33 min
Social Progress

25: Social Progress

Continue your investigation of social reality by looking at the concept of progress. Social optimists and pessimists alike believe that society is progressing, but they see different causes. Evaluate their theories, and explore the idea that Western culture is doomed to collapse under its own weight....

31 min
The Reality of Money

26: The Reality of Money

For all of its abstractness, money is a powerfully real phenomenon. Delve into the intricate events that unfold as money, goods, and services are exchanged in the economy. Examine how the ideas of John Maynard Keynes and the results of modern psychological research challenge the two primary assumptions of classical economic theory....

30 min
The Origin of Life

27: The Origin of Life

Apply the reality-analyzing tools you've learned in the course to the problem of life. Consider the close connection between life and sunlight. Then look at the startling exception to this rule: the fauna that flourish around volcanic vents in the dark ocean depths. What does this tell us about life's origins?...

29 min
Exoplanets and Extraterrestrial Life

28: Exoplanets and Extraterrestrial Life

Fiction writers have led the way in exploring the prospects of life beyond Earth. See how scientists are catching up, looking for extraterrestrial organisms using a variety of ingenious techniques. Learn how they are narrowing the search and which tantalizing clues have already turned up....

27 min
Technology and Death

29: Technology and Death

Reality for the individual ends at death. But medical technology is making that endpoint increasingly hard to define. Consider what it means to die and the complications that would ensue if we developed brain transplants or found the secret of immortality....

31 min
Cloning and Identity

30: Cloning and Identity

Modern technology has transformed procreation, birth, and parenting. Given the different donor and surrogate options, it's perfectly possible to have a child with five biologically contributing parents. What are the implications of this revolution, especially if human cloning becomes the next new option?...

29 min
Genetic Engineering

31: Genetic Engineering

Explore the history of genetic engineering, which has roots in the imaginary hybrid creatures of ancient myth. Learn how real hybrids can be made by splicing genes for desired traits into the genome of an organism. Then discover how this brave new technology is being used....

30 min
Medically Enhanced Humans

32: Medically Enhanced Humans

With the availability of cosmetic surgery, psychoactive chemicals, performance enhancing drugs, and other treatments, people are now free to redefine themselves in order to overcome their limitations. Probe a trend that is rapidly transforming what it means to be human....

32 min
Transhumans: Making Living Gods

33: Transhumans: Making Living Gods

Prosthetics, eyeglasses, and other aids were once seen as less-than-ideal substitutes for normal human abilities. But now technology can enhance us well beyond what's considered normal. Examine the superhuman traits currently available and those on the drawing board. Has the era of the cyborg arrived?...

29 min
Artificial Intelligence

34: Artificial Intelligence

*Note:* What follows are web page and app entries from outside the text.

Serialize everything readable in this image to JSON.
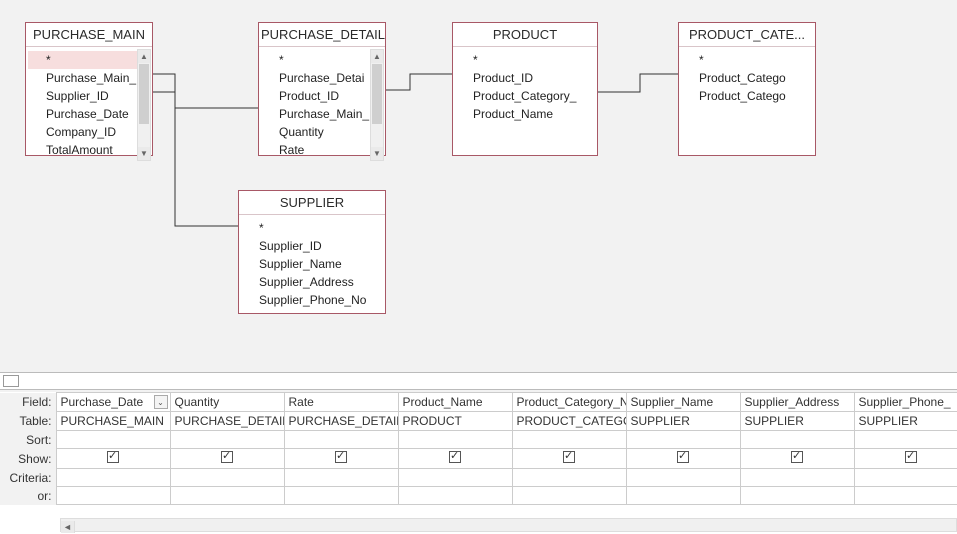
{
  "tables": {
    "purchase_main": {
      "title": "PURCHASE_MAIN",
      "fields": [
        "*",
        "Purchase_Main_",
        "Supplier_ID",
        "Purchase_Date",
        "Company_ID",
        "TotalAmount"
      ],
      "selected_index": 0,
      "has_scroll": true
    },
    "purchase_detail": {
      "title": "PURCHASE_DETAIL",
      "fields": [
        "*",
        "Purchase_Detai",
        "Product_ID",
        "Purchase_Main_",
        "Quantity",
        "Rate"
      ],
      "has_scroll": true
    },
    "product": {
      "title": "PRODUCT",
      "fields": [
        "*",
        "Product_ID",
        "Product_Category_",
        "Product_Name"
      ],
      "has_scroll": false
    },
    "product_category": {
      "title": "PRODUCT_CATE...",
      "fields": [
        "*",
        "Product_Catego",
        "Product_Catego"
      ],
      "has_scroll": false
    },
    "supplier": {
      "title": "SUPPLIER",
      "fields": [
        "*",
        "Supplier_ID",
        "Supplier_Name",
        "Supplier_Address",
        "Supplier_Phone_No"
      ],
      "has_scroll": false
    }
  },
  "grid": {
    "row_labels": {
      "field": "Field:",
      "table": "Table:",
      "sort": "Sort:",
      "show": "Show:",
      "criteria": "Criteria:",
      "or": "or:"
    },
    "columns": [
      {
        "field": "Purchase_Date",
        "table": "PURCHASE_MAIN",
        "show": true,
        "dropdown": true
      },
      {
        "field": "Quantity",
        "table": "PURCHASE_DETAIL",
        "show": true
      },
      {
        "field": "Rate",
        "table": "PURCHASE_DETAIL",
        "show": true
      },
      {
        "field": "Product_Name",
        "table": "PRODUCT",
        "show": true
      },
      {
        "field": "Product_Category_Na",
        "table": "PRODUCT_CATEGORY",
        "show": true
      },
      {
        "field": "Supplier_Name",
        "table": "SUPPLIER",
        "show": true
      },
      {
        "field": "Supplier_Address",
        "table": "SUPPLIER",
        "show": true
      },
      {
        "field": "Supplier_Phone_",
        "table": "SUPPLIER",
        "show": true
      }
    ]
  }
}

Trace the evolution of artificial intelligence (AI) from simple calculating machines to computers that can vanquish chess masters. Learn the distinction between weak AI, such as a chess-playing machine, and strong AI, which is a machine that has a truly human-like mind. Question whether strong AI is even possible....

30 min
The Internet and Virtual Reality

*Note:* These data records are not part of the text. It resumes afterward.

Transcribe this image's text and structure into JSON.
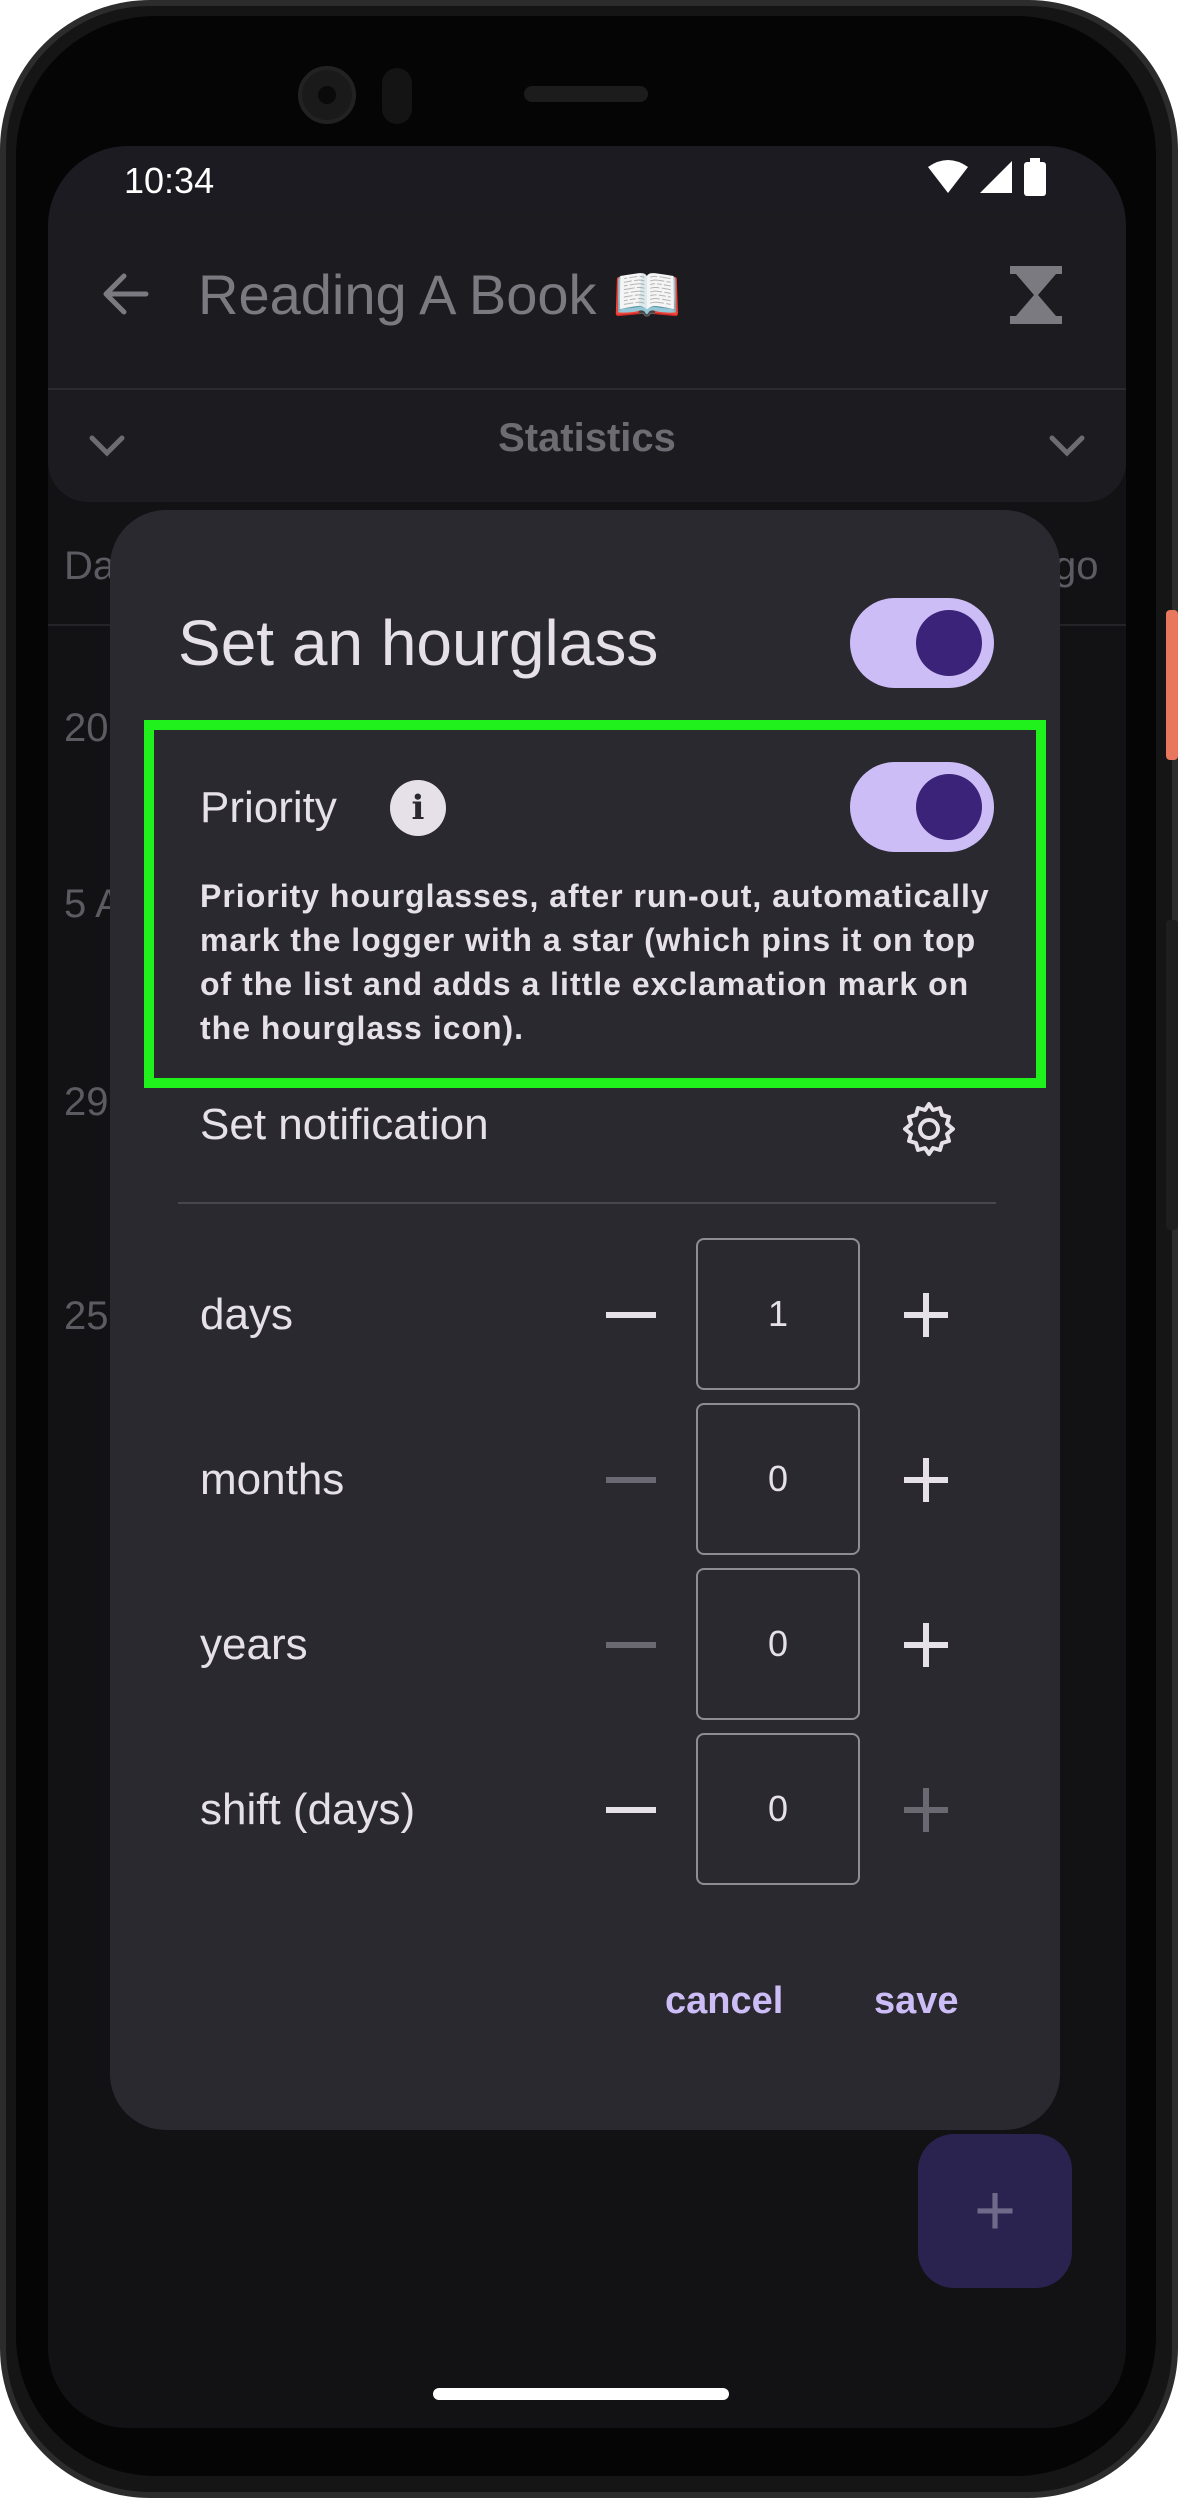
{
  "status_bar": {
    "time": "10:34"
  },
  "app_bar": {
    "title": "Reading A Book 📖",
    "section_label": "Statistics"
  },
  "background_list": {
    "header_left": "Da",
    "header_right": "go",
    "rows": [
      "20",
      "5 A",
      "29",
      "25"
    ]
  },
  "dialog": {
    "title": "Set an hourglass",
    "hourglass_enabled": true,
    "priority": {
      "label": "Priority",
      "enabled": true,
      "description": "Priority hourglasses, after run-out, automatically mark the logger with a star (which pins it on top of the list and adds a little exclamation mark on the hourglass icon)."
    },
    "notification_label": "Set notification",
    "steppers": [
      {
        "label": "days",
        "value": "1",
        "minus_enabled": true,
        "plus_enabled": true
      },
      {
        "label": "months",
        "value": "0",
        "minus_enabled": false,
        "plus_enabled": true
      },
      {
        "label": "years",
        "value": "0",
        "minus_enabled": false,
        "plus_enabled": true
      },
      {
        "label": "shift (days)",
        "value": "0",
        "minus_enabled": true,
        "plus_enabled": false
      }
    ],
    "cancel_label": "cancel",
    "save_label": "save"
  },
  "fab": {
    "symbol": "+"
  },
  "colors": {
    "accent": "#cdbdf7",
    "toggle_knob": "#3a2378",
    "highlight": "#20f01c",
    "dialog_bg": "#2a292f",
    "fab_bg": "#2a2350"
  },
  "icons": [
    "back-arrow-icon",
    "hourglass-icon",
    "chevron-down-icon",
    "info-icon",
    "gear-icon",
    "wifi-icon",
    "signal-icon",
    "battery-icon",
    "plus-icon",
    "minus-icon"
  ]
}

35: The Internet and Virtual Reality

For all of their ubiquity, personal computers, email, and the Internet represent a major departure in the evolution of computer technology. Witness the exciting and improbable birth of personal computing in the 1970s, and explore the nature of the virtual world where more and more people now reside....

29 min
Data Analytics

36: Data Analytics

Today's networked culture is a dream come true for researchers in fields from marketing to sociology to epidemiology. Learn how big data puts potentially everyone and everything under the microscope of analysis, creating a comprehensive view of the intricate reality in which we are all mere atoms....

34 min